Visual: Cinematic camera
Gameplay: Puzzle elements, Shooter, Survival Horror
Published by: Capcom Entertainment
Developed by: Capcom Co.
Released: 1997 / 2013
Platform: PlayStation (PSX, PS1)
In 1996, the first part of the Bio Hazard series was released in Japan, which common name Resident Evil in the US and Europe. Inspired by the incredible success and excellent sales, the developers almost immediately make a statement about the beginning of work on the sequel, and in the fall of 1996, the first ideas were demonstrated at the Tokyo Game Show. The release of the game was originally scheduled for March 1997, but due to the "dampness", moved to the winter of the same year, and then to the spring of 1998.

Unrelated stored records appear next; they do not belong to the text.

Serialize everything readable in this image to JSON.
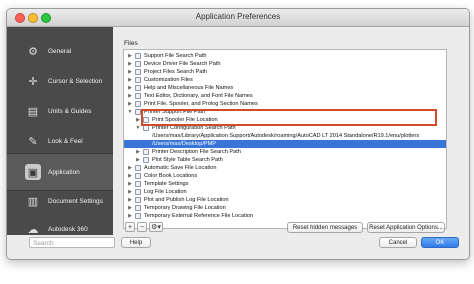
{
  "window": {
    "title": "Application Preferences"
  },
  "sidebar": {
    "items": [
      {
        "label": "General",
        "icon": "gear-icon"
      },
      {
        "label": "Cursor & Selection",
        "icon": "cursor-icon"
      },
      {
        "label": "Units & Guides",
        "icon": "ruler-icon"
      },
      {
        "label": "Look & Feel",
        "icon": "brush-icon"
      },
      {
        "label": "Application",
        "icon": "application-icon",
        "active": true
      },
      {
        "label": "Document Settings",
        "icon": "document-icon"
      },
      {
        "label": "Autodesk 360",
        "icon": "cloud-icon"
      }
    ],
    "search_placeholder": "Search"
  },
  "files_panel": {
    "label": "Files",
    "items": [
      {
        "label": "Support File Search Path",
        "expanded": false
      },
      {
        "label": "Device Driver File Search Path",
        "expanded": false
      },
      {
        "label": "Project Files Search Path",
        "expanded": false
      },
      {
        "label": "Customization Files",
        "expanded": false
      },
      {
        "label": "Help and Miscellaneous File Names",
        "expanded": false
      },
      {
        "label": "Text Editor, Dictionary, and Font File Names",
        "expanded": false
      },
      {
        "label": "Print File, Spooler, and Prolog Section Names",
        "expanded": false
      },
      {
        "label": "Printer Support File Path",
        "expanded": true
      },
      {
        "label": "Print Spooler File Location",
        "expanded": false
      },
      {
        "label": "Printer Configuration Search Path",
        "expanded": true
      },
      {
        "label": "/Users/max/Library/Application Support/Autodesk/roaming/AutoCAD LT 2014 Standalone/R19.1/enu/plotters"
      },
      {
        "label": "/Users/max/Desktop/PMP"
      },
      {
        "label": "Printer Description File Search Path",
        "expanded": false
      },
      {
        "label": "Plot Style Table Search Path",
        "expanded": false
      },
      {
        "label": "Automatic Save File Location",
        "expanded": false
      },
      {
        "label": "Color Book Locations",
        "expanded": false
      },
      {
        "label": "Template Settings",
        "expanded": false
      },
      {
        "label": "Log File Location",
        "expanded": false
      },
      {
        "label": "Plot and Publish Log File Location",
        "expanded": false
      },
      {
        "label": "Temporary Drawing File Location",
        "expanded": false
      },
      {
        "label": "Temporary External Reference File Location",
        "expanded": false
      }
    ]
  },
  "toolbar": {
    "add": "+",
    "remove": "−",
    "options": "⚙▾"
  },
  "buttons": {
    "reset_hidden": "Reset hidden messages",
    "reset_app_options": "Reset Application Options...",
    "help": "Help",
    "cancel": "Cancel",
    "ok": "OK"
  },
  "colors": {
    "selection": "#3875d7",
    "highlight_box": "#d24a2a",
    "sidebar_bg": "#4a4a4a"
  }
}
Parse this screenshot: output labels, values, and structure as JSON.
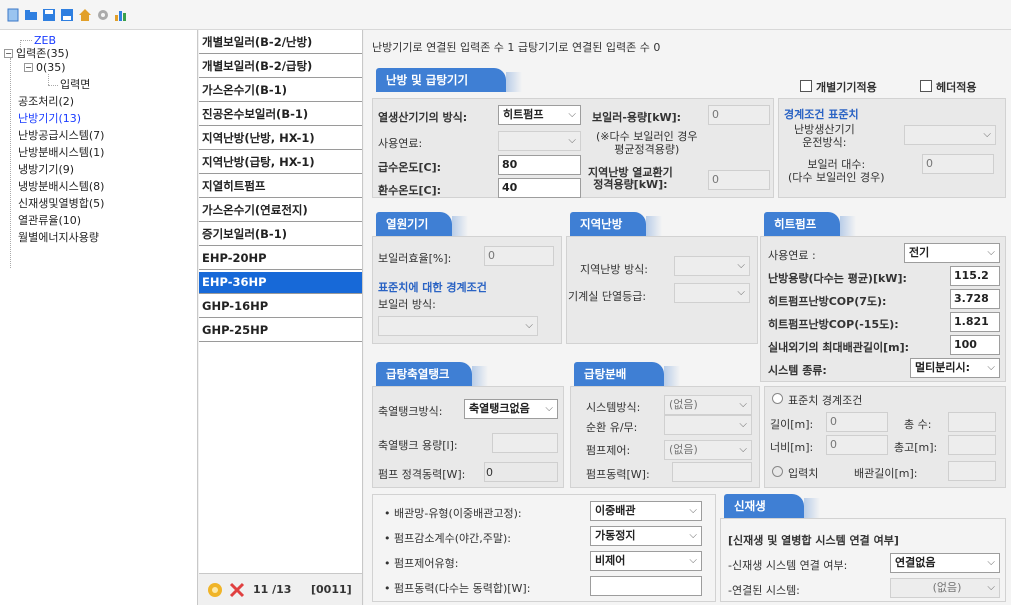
{
  "toolbar": {
    "icons": [
      "new-doc-icon",
      "open-folder-icon",
      "save-icon",
      "save-as-icon",
      "home-icon",
      "settings-gear-icon",
      "chart-icon"
    ]
  },
  "tree": {
    "items": [
      {
        "label": "ZEB"
      },
      {
        "label": "입력존(35)"
      },
      {
        "label": "0(35)"
      },
      {
        "label": "입력면"
      },
      {
        "label": "공조처리(2)"
      },
      {
        "label": "난방기기(13)"
      },
      {
        "label": "난방공급시스템(7)"
      },
      {
        "label": "난방분배시스템(1)"
      },
      {
        "label": "냉방기기(9)"
      },
      {
        "label": "냉방분배시스템(8)"
      },
      {
        "label": "신재생및열병합(5)"
      },
      {
        "label": "열관류율(10)"
      },
      {
        "label": "월별에너지사용량"
      }
    ]
  },
  "list": {
    "items": [
      {
        "label": "개별보일러(B-2/난방)"
      },
      {
        "label": "개별보일러(B-2/급탕)"
      },
      {
        "label": "가스온수기(B-1)"
      },
      {
        "label": "진공온수보일러(B-1)"
      },
      {
        "label": "지역난방(난방, HX-1)"
      },
      {
        "label": "지역난방(급탕, HX-1)"
      },
      {
        "label": "지열히트펌프"
      },
      {
        "label": "가스온수기(연료전지)"
      },
      {
        "label": "증기보일러(B-1)"
      },
      {
        "label": "EHP-20HP"
      },
      {
        "label": "EHP-36HP"
      },
      {
        "label": "GHP-16HP"
      },
      {
        "label": "GHP-25HP"
      }
    ],
    "footer": {
      "counter": "11 /13",
      "code": "[0011]"
    }
  },
  "main": {
    "header": "난방기기로 연결된 입력존 수 1 급탕기기로 연결된 입력존 수 0",
    "heating_tab": "난방 및 급탕기기",
    "individual_check": "개별기기적용",
    "header_check": "헤더적용",
    "heat_method_label": "열생산기기의 방식:",
    "heat_method_value": "히트펌프",
    "boiler_capacity_label": "보일러-용량[kW]:",
    "boiler_capacity_value": "0",
    "fuel_label": "사용연료:",
    "multi_note": "(※다수 보일러인 경우\n평균정격용량)",
    "supply_temp_label": "급수온도[C]:",
    "supply_temp_value": "80",
    "district_capacity_label": "지역난방 열교환기\n정격용량[kW]:",
    "district_capacity_value": "0",
    "return_temp_label": "환수온도[C]:",
    "return_temp_value": "40",
    "boundary_title": "경계조건 표준치",
    "boundary_method_label": "난방생산기기\n운전방식:",
    "boiler_count_label": "보일러 대수:\n(다수 보일러인 경우)",
    "boiler_count_value": "0",
    "heat_source_tab": "열원기기",
    "boiler_eff_label": "보일러효율[%]:",
    "boiler_eff_value": "0",
    "std_boundary_label": "표준치에 대한 경계조건",
    "boiler_type_label": "보일러 방식:",
    "district_tab": "지역난방",
    "district_method_label": "지역난방 방식:",
    "machine_room_label": "기계실 단열등급:",
    "heatpump_tab": "히트펌프",
    "hp_fuel_label": "사용연료 :",
    "hp_fuel_value": "전기",
    "hp_capacity_label": "난방용량(다수는 평균)[kW]:",
    "hp_capacity_value": "115.2",
    "hp_cop7_label": "히트펌프난방COP(7도):",
    "hp_cop7_value": "3.728",
    "hp_cop15_label": "히트펌프난방COP(-15도):",
    "hp_cop15_value": "1.821",
    "hp_pipe_label": "실내외기의 최대배관길이[m]:",
    "hp_pipe_value": "100",
    "hp_system_label": "시스템 종류:",
    "hp_system_value": "멀티분리시:",
    "storage_tab": "급탕축열탱크",
    "storage_method_label": "축열탱크방식:",
    "storage_method_value": "축열탱크없음",
    "storage_cap_label": "축열탱크 용량[l]:",
    "pump_rated_label": "펌프 정격동력[W]:",
    "pump_rated_value": "0",
    "dist_tab": "급탕분배",
    "dist_system_label": "시스템방식:",
    "dist_system_value": "(없음)",
    "circ_label": "순환 유/무:",
    "pump_ctrl_label": "펌프제어:",
    "pump_ctrl_value": "(없음)",
    "pump_power_label": "펌프동력[W]:",
    "std_radio_label": "표준치 경계조건",
    "length_label": "길이[m]:",
    "length_value": "0",
    "total_count_label": "총 수:",
    "width_label": "너비[m]:",
    "width_value": "0",
    "total_height_label": "총고[m]:",
    "input_radio_label": "입력치",
    "pipe_length_label": "배관길이[m]:",
    "pipe_type_label": "• 배관망-유형(이중배관고정):",
    "pipe_type_value": "이중배관",
    "pump_reduce_label": "• 펌프감소계수(야간,주말):",
    "pump_reduce_value": "가동정지",
    "pump_ctrl_type_label": "• 펌프제어유형:",
    "pump_ctrl_type_value": "비제어",
    "pump_power_sum_label": "• 펌프동력(다수는 동력합)[W]:",
    "renew_tab": "신재생",
    "renew_title": "[신재생 및 열병합 시스템 연결 여부]",
    "renew_conn_label": "-신재생 시스템 연결 여부:",
    "renew_conn_value": "연결없음",
    "renew_linked_label": "-연결된 시스템:",
    "renew_linked_value": "(없음)"
  }
}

The game appeared on store shelves, as promised, in the spring of 1998, but for all those who closely followed this project, saw early trailers and screenshots, read descriptions in the press, attended game shows, it becomes obvious that this is not the game which they have been waiting for. The released game was strikingly different from everything that was shown to the public in 1996 and 1997. Questions began to arise and soon in one of the interviews, the developers admitted that when the project was 65% ready (in fact, the readiness percentage was 80%) they decided to start developing the game from scratch. The reason for such a strange act, according to the game's producer, Shinji Mikami, was the weak graphics and strong resemblance to the first part, both in terms of gameplay, and in terms of graphics. At the end of 1998, the Bio Hazard Director's Cut Dual Shock Version was released, which included the Bio Hazard Complete CD, among other things, containing four videos about Bio Hazard 2 (Prototype) (this is how the developers dubbed the original game), which further fueled interest in the earlier version.
Despite the fact that the released version fully met the expectations of gamers and certainly was an order of magnitude better than its prototype, many wanted to personally try out Bio Hazard 2 (Prototype) (some people call the game Bio Hazard 1.5, which, in principle, is also not an error) since it was attended by many interesting elements: monsters, weapons, locations, characters, as well as scenes and dialogues that were not included in the final product.
As you have probably already noticed, the game should have been released, like the first part, on one CD. The scenarios of Leon and Elza were selected by means of the scenario selection menu at the very beginning of the game.
Leon’s screenplay begins on the roof of the police station, and Elza’s at the police station reception desk, right next to the main entrance.